■ WHAT IS EXPECTED: In this exercise, write out the data word for word and leave every image out.

■ RECORD SET:
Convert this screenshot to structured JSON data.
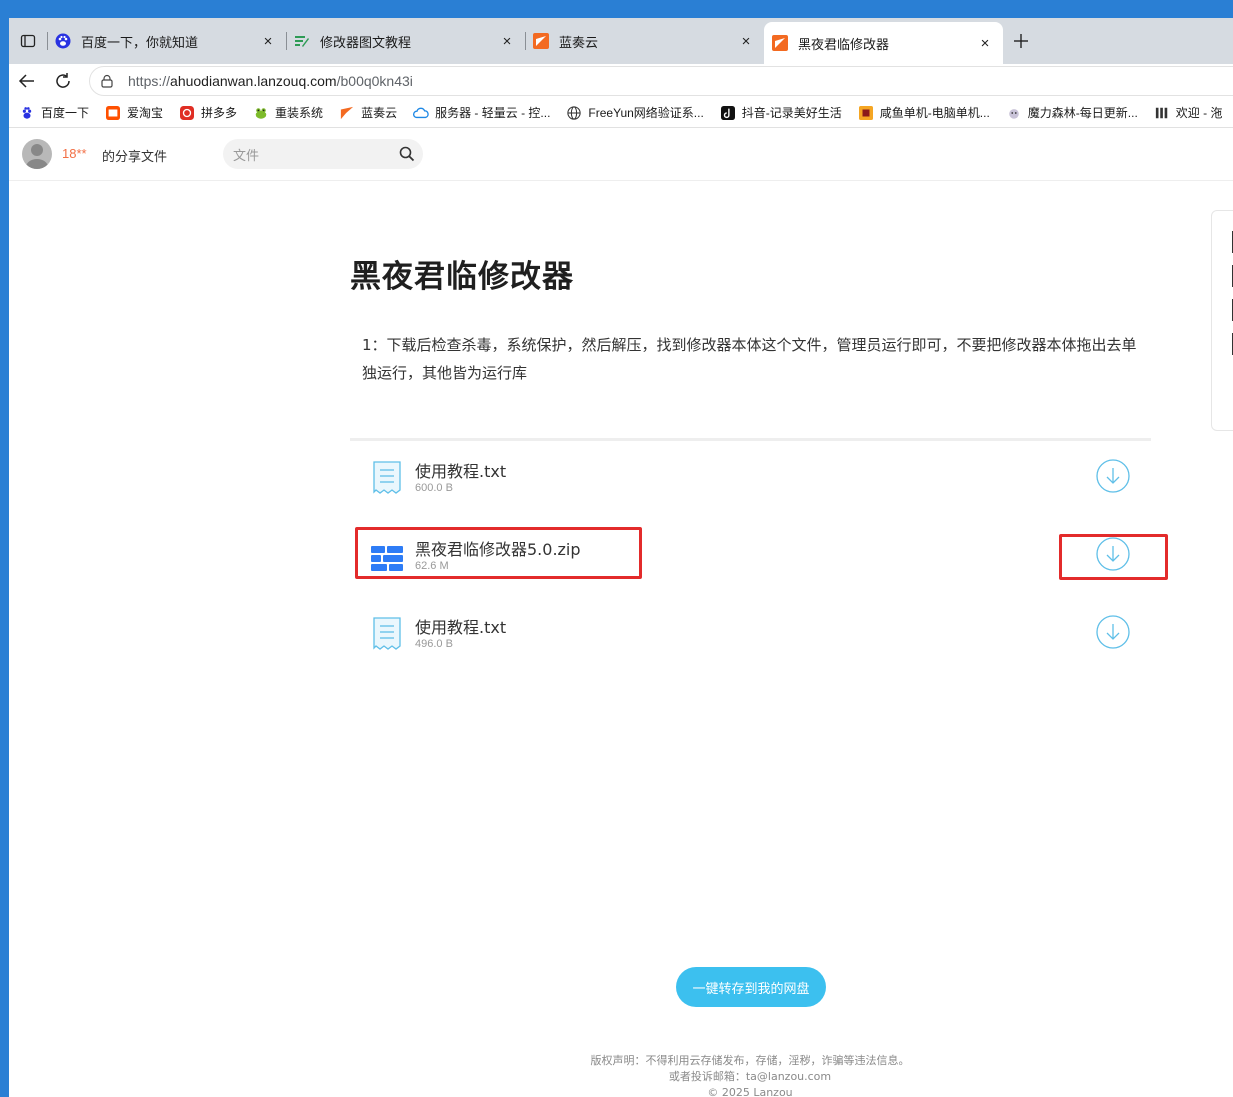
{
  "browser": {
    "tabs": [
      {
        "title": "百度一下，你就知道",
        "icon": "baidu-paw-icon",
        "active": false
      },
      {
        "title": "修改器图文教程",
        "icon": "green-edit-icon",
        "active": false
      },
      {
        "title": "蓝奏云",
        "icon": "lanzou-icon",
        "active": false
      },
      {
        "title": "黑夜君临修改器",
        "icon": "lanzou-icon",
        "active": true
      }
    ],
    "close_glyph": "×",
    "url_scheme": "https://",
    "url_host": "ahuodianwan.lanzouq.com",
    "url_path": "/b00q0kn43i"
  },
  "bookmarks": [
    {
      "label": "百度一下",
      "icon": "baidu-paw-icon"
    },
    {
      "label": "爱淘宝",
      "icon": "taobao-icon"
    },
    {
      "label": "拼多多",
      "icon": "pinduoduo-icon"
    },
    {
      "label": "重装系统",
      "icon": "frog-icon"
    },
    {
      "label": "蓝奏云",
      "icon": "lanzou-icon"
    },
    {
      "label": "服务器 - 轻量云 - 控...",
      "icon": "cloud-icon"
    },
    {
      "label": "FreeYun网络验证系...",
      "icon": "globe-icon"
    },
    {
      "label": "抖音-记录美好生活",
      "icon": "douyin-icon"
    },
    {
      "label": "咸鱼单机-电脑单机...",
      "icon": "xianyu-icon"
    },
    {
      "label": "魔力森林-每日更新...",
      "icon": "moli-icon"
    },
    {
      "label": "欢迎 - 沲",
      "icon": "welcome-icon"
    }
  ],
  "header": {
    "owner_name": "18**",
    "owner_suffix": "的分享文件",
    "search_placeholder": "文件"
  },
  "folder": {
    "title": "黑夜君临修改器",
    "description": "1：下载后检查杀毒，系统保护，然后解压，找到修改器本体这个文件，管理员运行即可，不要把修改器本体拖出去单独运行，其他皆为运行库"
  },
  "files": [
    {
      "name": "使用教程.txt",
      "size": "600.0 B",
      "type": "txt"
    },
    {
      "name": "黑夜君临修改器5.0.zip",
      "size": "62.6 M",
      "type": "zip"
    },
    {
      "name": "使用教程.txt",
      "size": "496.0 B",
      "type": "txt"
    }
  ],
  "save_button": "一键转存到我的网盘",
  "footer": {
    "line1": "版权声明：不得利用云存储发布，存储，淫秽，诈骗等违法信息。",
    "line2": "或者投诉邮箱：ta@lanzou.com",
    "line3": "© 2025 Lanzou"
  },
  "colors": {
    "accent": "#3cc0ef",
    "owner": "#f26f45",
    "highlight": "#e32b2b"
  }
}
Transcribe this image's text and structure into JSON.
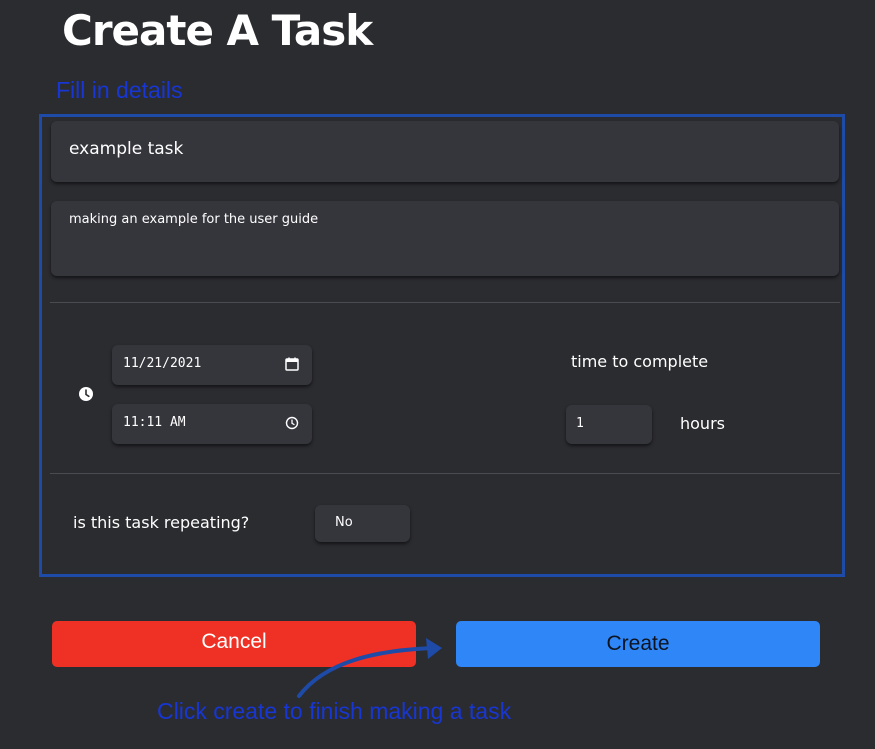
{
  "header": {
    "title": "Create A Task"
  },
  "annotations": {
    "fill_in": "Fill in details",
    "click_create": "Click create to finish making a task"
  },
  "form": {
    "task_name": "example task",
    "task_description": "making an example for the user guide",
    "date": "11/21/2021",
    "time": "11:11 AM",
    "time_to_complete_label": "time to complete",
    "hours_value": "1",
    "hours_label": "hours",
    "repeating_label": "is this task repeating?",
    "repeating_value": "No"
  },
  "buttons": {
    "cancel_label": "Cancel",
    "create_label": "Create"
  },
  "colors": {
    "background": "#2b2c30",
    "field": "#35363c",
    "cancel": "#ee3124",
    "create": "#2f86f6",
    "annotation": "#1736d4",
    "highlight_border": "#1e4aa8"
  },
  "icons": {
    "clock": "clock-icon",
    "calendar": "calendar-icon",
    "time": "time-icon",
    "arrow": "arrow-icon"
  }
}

■ THE COMPLETED TASK:
Convert this screenshot to structured JSON data.
{
  "browser": {
    "tabs": [
      {
        "title": "百度一下，你就知道",
        "icon": "baidu-paw-icon",
        "active": false
      },
      {
        "title": "修改器图文教程",
        "icon": "green-edit-icon",
        "active": false
      },
      {
        "title": "蓝奏云",
        "icon": "lanzou-icon",
        "active": false
      },
      {
        "title": "黑夜君临修改器",
        "icon": "lanzou-icon",
        "active": true
      }
    ],
    "close_glyph": "×",
    "url_scheme": "https://",
    "url_host": "ahuodianwan.lanzouq.com",
    "url_path": "/b00q0kn43i"
  },
  "bookmarks": [
    {
      "label": "百度一下",
      "icon": "baidu-paw-icon"
    },
    {
      "label": "爱淘宝",
      "icon": "taobao-icon"
    },
    {
      "label": "拼多多",
      "icon": "pinduoduo-icon"
    },
    {
      "label": "重装系统",
      "icon": "frog-icon"
    },
    {
      "label": "蓝奏云",
      "icon": "lanzou-icon"
    },
    {
      "label": "服务器 - 轻量云 - 控...",
      "icon": "cloud-icon"
    },
    {
      "label": "FreeYun网络验证系...",
      "icon": "globe-icon"
    },
    {
      "label": "抖音-记录美好生活",
      "icon": "douyin-icon"
    },
    {
      "label": "咸鱼单机-电脑单机...",
      "icon": "xianyu-icon"
    },
    {
      "label": "魔力森林-每日更新...",
      "icon": "moli-icon"
    },
    {
      "label": "欢迎 - 沲",
      "icon": "welcome-icon"
    }
  ],
  "header": {
    "owner_name": "18**",
    "owner_suffix": "的分享文件",
    "search_placeholder": "文件"
  },
  "folder": {
    "title": "黑夜君临修改器",
    "description": "1：下载后检查杀毒，系统保护，然后解压，找到修改器本体这个文件，管理员运行即可，不要把修改器本体拖出去单独运行，其他皆为运行库"
  },
  "files": [
    {
      "name": "使用教程.txt",
      "size": "600.0 B",
      "type": "txt"
    },
    {
      "name": "黑夜君临修改器5.0.zip",
      "size": "62.6 M",
      "type": "zip"
    },
    {
      "name": "使用教程.txt",
      "size": "496.0 B",
      "type": "txt"
    }
  ],
  "save_button": "一键转存到我的网盘",
  "footer": {
    "line1": "版权声明：不得利用云存储发布，存储，淫秽，诈骗等违法信息。",
    "line2": "或者投诉邮箱：ta@lanzou.com",
    "line3": "© 2025 Lanzou"
  },
  "colors": {
    "accent": "#3cc0ef",
    "owner": "#f26f45",
    "highlight": "#e32b2b"
  }
}
Transcribe this image's text and structure into JSON.
{
  "header": {
    "title": "Create A Task"
  },
  "annotations": {
    "fill_in": "Fill in details",
    "click_create": "Click create to finish making a task"
  },
  "form": {
    "task_name": "example task",
    "task_description": "making an example for the user guide",
    "date": "11/21/2021",
    "time": "11:11 AM",
    "time_to_complete_label": "time to complete",
    "hours_value": "1",
    "hours_label": "hours",
    "repeating_label": "is this task repeating?",
    "repeating_value": "No"
  },
  "buttons": {
    "cancel_label": "Cancel",
    "create_label": "Create"
  },
  "colors": {
    "background": "#2b2c30",
    "field": "#35363c",
    "cancel": "#ee3124",
    "create": "#2f86f6",
    "annotation": "#1736d4",
    "highlight_border": "#1e4aa8"
  },
  "icons": {
    "clock": "clock-icon",
    "calendar": "calendar-icon",
    "time": "time-icon",
    "arrow": "arrow-icon"
  }
}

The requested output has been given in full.